## What to do
Gather all lines in the entries that include the word "Bypass".

··········

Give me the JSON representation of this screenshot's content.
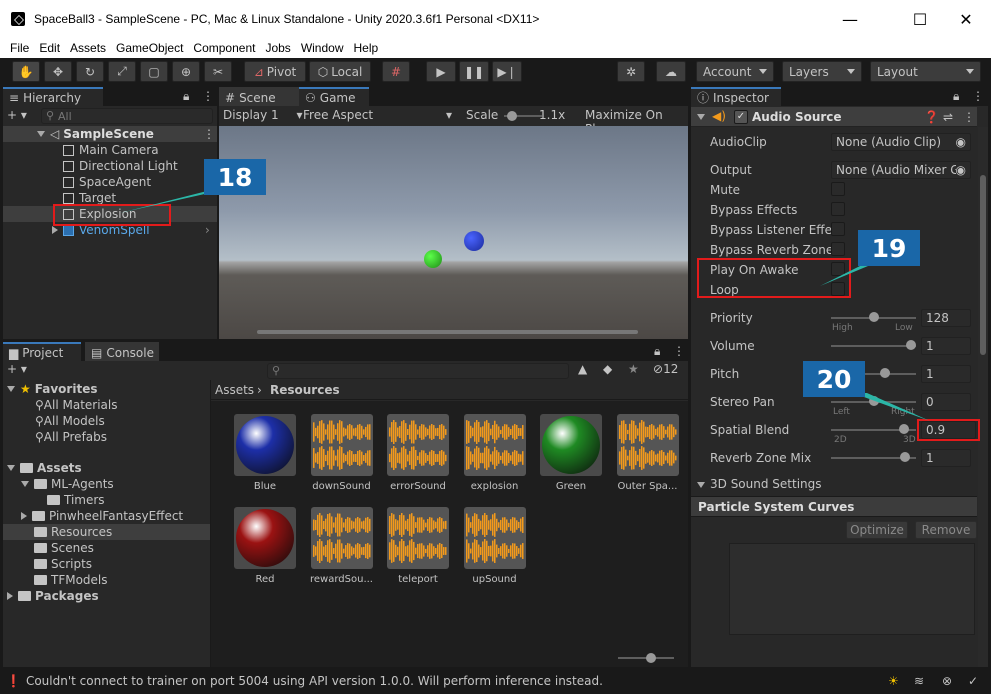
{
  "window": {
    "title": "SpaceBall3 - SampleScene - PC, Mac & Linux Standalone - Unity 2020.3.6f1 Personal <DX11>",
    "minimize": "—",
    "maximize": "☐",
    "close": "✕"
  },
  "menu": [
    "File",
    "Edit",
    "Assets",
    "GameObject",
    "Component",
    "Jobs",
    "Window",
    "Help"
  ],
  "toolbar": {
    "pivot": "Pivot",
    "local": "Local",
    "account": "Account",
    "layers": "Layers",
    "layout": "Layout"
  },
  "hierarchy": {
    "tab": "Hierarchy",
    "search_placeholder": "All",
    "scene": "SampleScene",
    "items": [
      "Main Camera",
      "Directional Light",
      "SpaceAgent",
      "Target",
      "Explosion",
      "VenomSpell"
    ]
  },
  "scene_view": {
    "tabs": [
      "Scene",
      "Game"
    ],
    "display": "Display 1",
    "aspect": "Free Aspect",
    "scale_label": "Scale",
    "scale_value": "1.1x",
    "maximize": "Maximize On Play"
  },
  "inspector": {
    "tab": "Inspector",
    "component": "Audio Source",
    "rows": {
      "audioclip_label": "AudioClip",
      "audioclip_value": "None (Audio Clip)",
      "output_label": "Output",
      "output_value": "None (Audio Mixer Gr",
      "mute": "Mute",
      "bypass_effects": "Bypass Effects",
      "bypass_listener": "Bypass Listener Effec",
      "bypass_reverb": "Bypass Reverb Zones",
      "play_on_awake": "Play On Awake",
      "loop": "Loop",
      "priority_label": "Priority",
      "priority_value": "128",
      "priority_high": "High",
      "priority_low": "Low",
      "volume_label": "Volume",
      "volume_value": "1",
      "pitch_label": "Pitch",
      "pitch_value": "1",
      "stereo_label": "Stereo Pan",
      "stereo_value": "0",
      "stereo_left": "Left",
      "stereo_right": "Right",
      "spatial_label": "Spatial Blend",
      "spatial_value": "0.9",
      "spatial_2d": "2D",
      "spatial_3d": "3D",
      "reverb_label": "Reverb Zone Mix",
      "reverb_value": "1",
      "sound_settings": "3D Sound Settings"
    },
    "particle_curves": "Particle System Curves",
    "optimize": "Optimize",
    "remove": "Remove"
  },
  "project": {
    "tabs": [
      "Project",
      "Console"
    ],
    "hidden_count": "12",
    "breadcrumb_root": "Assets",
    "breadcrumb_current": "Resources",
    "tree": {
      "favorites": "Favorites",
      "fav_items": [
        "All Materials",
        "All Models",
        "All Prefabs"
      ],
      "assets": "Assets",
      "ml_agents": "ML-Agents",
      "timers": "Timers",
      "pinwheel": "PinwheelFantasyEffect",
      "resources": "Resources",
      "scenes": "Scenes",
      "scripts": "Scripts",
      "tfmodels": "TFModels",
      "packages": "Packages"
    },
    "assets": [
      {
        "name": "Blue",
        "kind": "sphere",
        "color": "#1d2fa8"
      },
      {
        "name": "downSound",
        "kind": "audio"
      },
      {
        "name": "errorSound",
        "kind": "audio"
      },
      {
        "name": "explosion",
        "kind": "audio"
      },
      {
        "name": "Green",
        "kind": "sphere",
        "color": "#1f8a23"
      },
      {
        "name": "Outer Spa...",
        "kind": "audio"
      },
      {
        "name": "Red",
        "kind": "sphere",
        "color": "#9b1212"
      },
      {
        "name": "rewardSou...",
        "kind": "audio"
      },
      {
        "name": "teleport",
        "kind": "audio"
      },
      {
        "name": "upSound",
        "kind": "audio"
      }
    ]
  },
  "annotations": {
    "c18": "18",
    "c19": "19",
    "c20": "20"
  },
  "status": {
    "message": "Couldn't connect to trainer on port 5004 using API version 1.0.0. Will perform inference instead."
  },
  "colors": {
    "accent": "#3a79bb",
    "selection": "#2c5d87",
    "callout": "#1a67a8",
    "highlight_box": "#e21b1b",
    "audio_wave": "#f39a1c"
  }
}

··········

## Finished task
      "bypass_effects": "Bypass Effects",
      "bypass_listener": "Bypass Listener Effec",
      "bypass_reverb": "Bypass Reverb Zones",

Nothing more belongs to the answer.